▶ Exercise: From top to bottom, restate the entries below word for word.

▶ Recorded data:
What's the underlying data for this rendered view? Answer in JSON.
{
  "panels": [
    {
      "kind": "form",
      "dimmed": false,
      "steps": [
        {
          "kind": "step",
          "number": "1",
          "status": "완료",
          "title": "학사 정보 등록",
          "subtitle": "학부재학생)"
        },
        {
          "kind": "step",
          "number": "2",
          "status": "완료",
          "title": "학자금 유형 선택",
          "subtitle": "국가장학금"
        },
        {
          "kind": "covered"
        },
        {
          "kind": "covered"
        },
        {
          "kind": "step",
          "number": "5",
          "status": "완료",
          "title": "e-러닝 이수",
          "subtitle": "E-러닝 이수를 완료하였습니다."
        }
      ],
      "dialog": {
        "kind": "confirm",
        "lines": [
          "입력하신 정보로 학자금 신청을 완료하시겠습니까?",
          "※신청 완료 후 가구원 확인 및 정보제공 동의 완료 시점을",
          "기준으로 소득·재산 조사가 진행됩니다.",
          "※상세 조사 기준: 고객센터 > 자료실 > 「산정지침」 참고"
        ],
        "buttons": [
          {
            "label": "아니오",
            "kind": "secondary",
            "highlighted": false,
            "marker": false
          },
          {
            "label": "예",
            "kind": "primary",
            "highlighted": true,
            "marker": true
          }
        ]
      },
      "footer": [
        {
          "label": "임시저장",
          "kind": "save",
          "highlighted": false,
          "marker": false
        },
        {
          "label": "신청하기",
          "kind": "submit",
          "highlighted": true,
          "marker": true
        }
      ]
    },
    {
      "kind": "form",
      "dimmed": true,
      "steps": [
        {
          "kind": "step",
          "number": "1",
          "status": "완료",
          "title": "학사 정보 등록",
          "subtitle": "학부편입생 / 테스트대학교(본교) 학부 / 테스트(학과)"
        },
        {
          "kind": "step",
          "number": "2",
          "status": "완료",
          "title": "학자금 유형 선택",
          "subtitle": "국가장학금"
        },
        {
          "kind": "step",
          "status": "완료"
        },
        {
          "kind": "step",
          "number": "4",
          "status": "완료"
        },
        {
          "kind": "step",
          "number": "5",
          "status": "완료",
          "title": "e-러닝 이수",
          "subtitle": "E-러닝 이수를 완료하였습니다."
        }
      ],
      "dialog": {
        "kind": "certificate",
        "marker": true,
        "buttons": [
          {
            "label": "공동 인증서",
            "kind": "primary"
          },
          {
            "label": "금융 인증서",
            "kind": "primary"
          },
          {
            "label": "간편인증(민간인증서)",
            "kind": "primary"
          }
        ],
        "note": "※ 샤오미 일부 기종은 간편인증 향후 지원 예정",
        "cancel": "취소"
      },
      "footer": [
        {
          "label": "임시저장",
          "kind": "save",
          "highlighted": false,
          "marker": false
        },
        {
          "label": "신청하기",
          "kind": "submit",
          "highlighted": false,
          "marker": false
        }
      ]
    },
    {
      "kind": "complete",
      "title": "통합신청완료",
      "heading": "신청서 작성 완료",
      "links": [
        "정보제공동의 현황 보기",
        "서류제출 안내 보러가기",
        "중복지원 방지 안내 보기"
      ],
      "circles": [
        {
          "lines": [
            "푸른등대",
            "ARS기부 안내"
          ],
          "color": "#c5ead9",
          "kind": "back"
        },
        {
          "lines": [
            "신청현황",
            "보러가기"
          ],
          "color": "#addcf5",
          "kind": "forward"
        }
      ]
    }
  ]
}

▶ Output of the exercise:
What's the underlying data for this rendered view? Answer in JSON.
{
  "panels": [
    {
      "kind": "form",
      "dimmed": false,
      "steps": [
        {
          "kind": "step",
          "number": "1",
          "status": "완료",
          "title": "학사 정보 등록",
          "subtitle": "학부재학생)"
        },
        {
          "kind": "step",
          "number": "2",
          "status": "완료",
          "title": "학자금 유형 선택",
          "subtitle": "국가장학금"
        },
        {
          "kind": "covered"
        },
        {
          "kind": "covered"
        },
        {
          "kind": "step",
          "number": "5",
          "status": "완료",
          "title": "e-러닝 이수",
          "subtitle": "E-러닝 이수를 완료하였습니다."
        }
      ],
      "dialog": {
        "kind": "confirm",
        "lines": [
          "입력하신 정보로 학자금 신청을 완료하시겠습니까?",
          "※신청 완료 후 가구원 확인 및 정보제공 동의 완료 시점을",
          "기준으로 소득·재산 조사가 진행됩니다.",
          "※상세 조사 기준: 고객센터 > 자료실 > 「산정지침」 참고"
        ],
        "buttons": [
          {
            "label": "아니오",
            "kind": "secondary",
            "highlighted": false,
            "marker": false
          },
          {
            "label": "예",
            "kind": "primary",
            "highlighted": true,
            "marker": true
          }
        ]
      },
      "footer": [
        {
          "label": "임시저장",
          "kind": "save",
          "highlighted": false,
          "marker": false
        },
        {
          "label": "신청하기",
          "kind": "submit",
          "highlighted": true,
          "marker": true
        }
      ]
    },
    {
      "kind": "form",
      "dimmed": true,
      "steps": [
        {
          "kind": "step",
          "number": "1",
          "status": "완료",
          "title": "학사 정보 등록",
          "subtitle": "학부편입생 / 테스트대학교(본교) 학부 / 테스트(학과)"
        },
        {
          "kind": "step",
          "number": "2",
          "status": "완료",
          "title": "학자금 유형 선택",
          "subtitle": "국가장학금"
        },
        {
          "kind": "step",
          "status": "완료"
        },
        {
          "kind": "step",
          "number": "4",
          "status": "완료"
        },
        {
          "kind": "step",
          "number": "5",
          "status": "완료",
          "title": "e-러닝 이수",
          "subtitle": "E-러닝 이수를 완료하였습니다."
        }
      ],
      "dialog": {
        "kind": "certificate",
        "marker": true,
        "buttons": [
          {
            "label": "공동 인증서",
            "kind": "primary"
          },
          {
            "label": "금융 인증서",
            "kind": "primary"
          },
          {
            "label": "간편인증(민간인증서)",
            "kind": "primary"
          }
        ],
        "note": "※ 샤오미 일부 기종은 간편인증 향후 지원 예정",
        "cancel": "취소"
      },
      "footer": [
        {
          "label": "임시저장",
          "kind": "save",
          "highlighted": false,
          "marker": false
        },
        {
          "label": "신청하기",
          "kind": "submit",
          "highlighted": false,
          "marker": false
        }
      ]
    },
    {
      "kind": "complete",
      "title": "통합신청완료",
      "heading": "신청서 작성 완료",
      "links": [
        "정보제공동의 현황 보기",
        "서류제출 안내 보러가기",
        "중복지원 방지 안내 보기"
      ],
      "circles": [
        {
          "lines": [
            "푸른등대",
            "ARS기부 안내"
          ],
          "color": "#c5ead9",
          "kind": "back"
        },
        {
          "lines": [
            "신청현황",
            "보러가기"
          ],
          "color": "#addcf5",
          "kind": "forward"
        }
      ]
    }
  ]
}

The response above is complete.